As part of our 2014 Book a Month program, each month we’re offering discussion questions about the featured work—for book clubs as well as thoughtful individuals. You may use the questions to reflect back on each book once you’ve finished it or to guide you as you read. Either way, we hope these features will enrich your reading experience. (We’ll do our best to avoid plot spoilers, but you should proceed with caution!)
If there is a more fascinating family than the Mitfords in recent history, we have yet to meet them! Our April selection, Hons and Rebels, is the “fabulously true story” of Jessica “Decca” Mitford, the fifth of six aristocratic English sisters whose personal and political scandals during the early- and mid- twentieth century continue to captivate us today. In this “gloriously entertaining” memoir, Decca recounts her unconventional childhood, her elopement with Winston Churchill’s nephew, and their adventures in Spain and the United States. If you’d like to hear Decca ruminate on her life, head on over to the New York Public Library’s website and listen to her 1988 interview with journalist Christopher Hitchens.
Last but not least, be sure to scroll down and vote in the second round of our Tournament of Classics 2014!
1. “We were as though caught in a time-proofed corner of the world…The very landscape, cluttered with history, was disconcertingly filled with evidence of the changelessness of things” [p. 21]. Why is life at Swinbrook so insular? How did the politics and prejudices of Decca’s parents contribute to her claustrophobia?
2. Nancy and Decca come of ages at different moments in history, the 1920s and the 1930s. How does Hons and Rebels describe the difference between the two sisters’ experiences growing up? What does Decca think of the world of the 1920s? What were the sisters’ different concerns? What influence did Nancy and her set of friends have on Decca?
3. “Class was a delicate matter, a subject for intuition rather than conversation, one of those ‘borderline’ subjects, deeply felt but never discussed” [p. 59]. What were Decca’s earliest experiences of class? What were her parents’ assumptions about class? What feelings did the experience with Viola Smythe leave Decca with? Does Decca’s British experience of class have any resonance for Americans?
4. In a letter to the Times Literary Supplement in response to a review of Jessica’s book, Diana writes: “Doubtless the author realizes how ‘supremely unpleasant’ she makes her family appear. Perhaps the object of the exercise was to demonstrate her good fortune in escaping from them and their way of life. The portraits of my parents are grotesque…” Do you agree with Diana? How sympathetic or unsympathetic do you think Decca’s portraits of their parents are?
5. Describe how the divide between Decca and Boud begins and develops. How do you think that two sisters, close in age, with the same upbringing, ended up on such starkly opposed sides of the political spectrum? How does Decca reconcile her affection for her sister with Boud’s political beliefs? How is she able to create as sympathetic a portrait of Boud as she does?
6. “He was my whole world, my rescuer, the translator of all my dreams into reality, the fascinating companion of my whole adult life—three years, already—and the center of all happiness” [p. 279]. Describe Esmond.
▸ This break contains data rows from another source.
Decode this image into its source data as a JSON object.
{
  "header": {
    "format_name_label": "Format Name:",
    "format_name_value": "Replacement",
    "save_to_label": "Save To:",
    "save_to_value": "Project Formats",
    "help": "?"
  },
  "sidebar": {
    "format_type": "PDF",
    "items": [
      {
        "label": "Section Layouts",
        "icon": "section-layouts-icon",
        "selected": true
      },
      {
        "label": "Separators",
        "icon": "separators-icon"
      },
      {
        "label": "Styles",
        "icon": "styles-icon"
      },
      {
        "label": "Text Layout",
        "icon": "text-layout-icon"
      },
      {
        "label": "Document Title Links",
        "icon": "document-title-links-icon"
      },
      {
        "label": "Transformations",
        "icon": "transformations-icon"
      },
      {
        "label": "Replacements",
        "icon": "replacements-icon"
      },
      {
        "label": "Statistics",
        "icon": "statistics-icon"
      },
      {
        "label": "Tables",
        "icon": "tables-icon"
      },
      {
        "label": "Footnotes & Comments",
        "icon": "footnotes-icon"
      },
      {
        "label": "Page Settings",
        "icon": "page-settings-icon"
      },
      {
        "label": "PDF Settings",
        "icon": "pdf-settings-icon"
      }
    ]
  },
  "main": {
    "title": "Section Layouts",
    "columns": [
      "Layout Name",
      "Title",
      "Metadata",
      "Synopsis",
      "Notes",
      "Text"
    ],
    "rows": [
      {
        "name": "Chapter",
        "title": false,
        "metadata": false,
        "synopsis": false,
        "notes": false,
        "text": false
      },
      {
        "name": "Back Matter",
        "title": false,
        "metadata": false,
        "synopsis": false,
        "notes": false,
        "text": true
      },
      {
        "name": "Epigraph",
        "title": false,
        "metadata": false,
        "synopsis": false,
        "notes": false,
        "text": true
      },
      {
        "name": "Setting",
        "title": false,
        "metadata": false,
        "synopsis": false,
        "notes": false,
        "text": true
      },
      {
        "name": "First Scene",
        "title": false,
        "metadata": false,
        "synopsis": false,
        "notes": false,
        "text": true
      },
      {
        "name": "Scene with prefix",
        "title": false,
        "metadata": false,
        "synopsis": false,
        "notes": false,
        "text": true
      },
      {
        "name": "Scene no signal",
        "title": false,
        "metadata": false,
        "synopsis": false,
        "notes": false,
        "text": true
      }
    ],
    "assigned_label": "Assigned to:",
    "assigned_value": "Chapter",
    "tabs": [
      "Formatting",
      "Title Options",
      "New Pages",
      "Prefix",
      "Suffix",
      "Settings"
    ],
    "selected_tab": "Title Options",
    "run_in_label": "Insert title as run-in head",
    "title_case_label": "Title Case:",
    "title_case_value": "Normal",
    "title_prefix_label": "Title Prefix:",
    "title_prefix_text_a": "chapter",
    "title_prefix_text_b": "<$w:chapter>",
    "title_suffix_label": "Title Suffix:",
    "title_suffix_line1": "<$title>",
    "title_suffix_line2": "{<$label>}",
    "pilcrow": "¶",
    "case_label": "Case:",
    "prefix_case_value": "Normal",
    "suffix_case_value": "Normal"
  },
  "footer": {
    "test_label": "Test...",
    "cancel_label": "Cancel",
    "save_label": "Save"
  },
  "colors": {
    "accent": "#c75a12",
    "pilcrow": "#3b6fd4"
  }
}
Why was he such a compelling figure to Decca? How does he strike you?
7. “What would Muv say?” is a thought that Decca has frequently after she runs away with Esmond [p. 268]. She writes that “too much security as children, coupled with too much discipline imposed on us from above by force or threat of force, had developed in us a high degree of wickedness, a sort of extension of childhood naughtiness” [p. 281]. How does Decca remain like a child even after she elopes? Do you find it surprising that she is able to break so completely with her family and former life?
8. “This was the shape—if shape it can be called—our life had taken long ago; to swoop down on a situation, a circle of people, become part of them for a brief time, glean what there was of interest and be off again” [p. 260]. How would you characterize Decca and Esmond’s lives during this time? Why did they adopt the lifestyle they did?
9. What differences in national character between England and America do Decca and Esmond discover? After Esmond’s death, Decca ends up settling in America for many years. What are some of the reasons she finds America appealing?
10. How would you characterize Mitford’s attitude to her youth? Has the passage of time altered her perspective on people and events? Does she have any regrets? Is this a happy or unhappy book, or are those not the right words to describe it?
Tournament of Classics 2014: Elite Eight
After a fevered first round in which several favorites fell (there’s a joke in here somewhere about very hungry caterpillars being eaten by ducklings), our readers have narrowed the Sweet Sixteen down to the Elite Eight of classic children’s picture books. Check out the updated bracket (click to enlarge) then vote below for the Final Four!